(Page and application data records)
*** Begin section ***

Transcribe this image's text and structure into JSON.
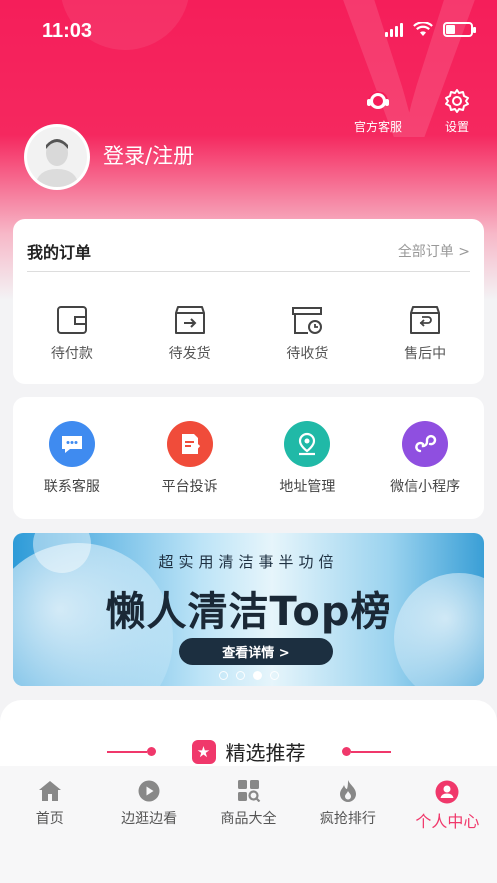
{
  "status_bar": {
    "time": "11:03"
  },
  "header": {
    "customer_service_label": "官方客服",
    "settings_label": "设置",
    "login_label": "登录/注册"
  },
  "orders": {
    "title": "我的订单",
    "all_link": "全部订单 >",
    "items": [
      {
        "label": "待付款",
        "icon": "wallet-icon"
      },
      {
        "label": "待发货",
        "icon": "box-send-icon"
      },
      {
        "label": "待收货",
        "icon": "box-clock-icon"
      },
      {
        "label": "售后中",
        "icon": "box-return-icon"
      }
    ]
  },
  "services": {
    "items": [
      {
        "label": "联系客服",
        "icon": "chat-icon",
        "color": "#3f8bf0"
      },
      {
        "label": "平台投诉",
        "icon": "complaint-icon",
        "color": "#f04c3a"
      },
      {
        "label": "地址管理",
        "icon": "location-icon",
        "color": "#20b9a7"
      },
      {
        "label": "微信小程序",
        "icon": "mini-program-icon",
        "color": "#8f4fe0"
      }
    ]
  },
  "banner": {
    "subtitle": "超实用清洁事半功倍",
    "title": "懒人清洁Top榜",
    "button": "查看详情 >",
    "slide_count": 4,
    "active_slide": 3
  },
  "recommend": {
    "title": "精选推荐"
  },
  "tabbar": {
    "items": [
      {
        "label": "首页",
        "icon": "home-icon"
      },
      {
        "label": "边逛边看",
        "icon": "play-icon"
      },
      {
        "label": "商品大全",
        "icon": "grid-search-icon"
      },
      {
        "label": "疯抢排行",
        "icon": "flame-icon"
      },
      {
        "label": "个人中心",
        "icon": "person-icon",
        "active": true
      }
    ]
  },
  "colors": {
    "brand": "#f51e5a",
    "accent": "#f0386b"
  }
}
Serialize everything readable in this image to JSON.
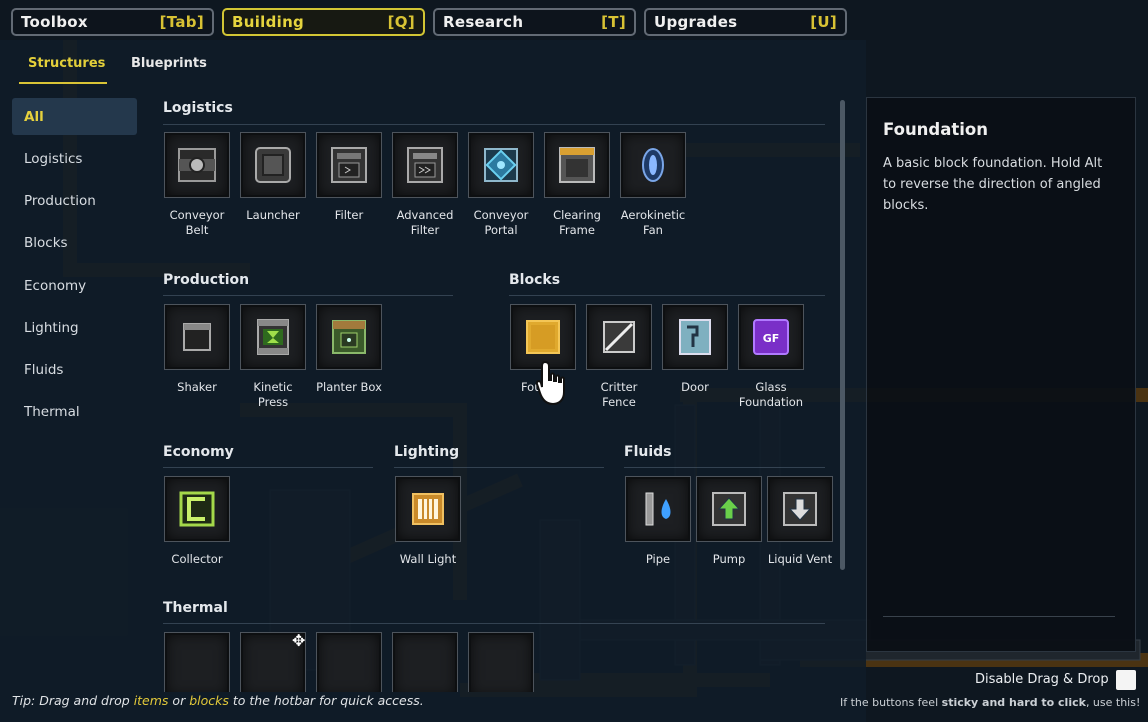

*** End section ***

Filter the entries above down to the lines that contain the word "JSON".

**EXERCISE ANSWER:**
Transcribe this image's text and structure into JSON.
Serialize everything readable in this image to JSON.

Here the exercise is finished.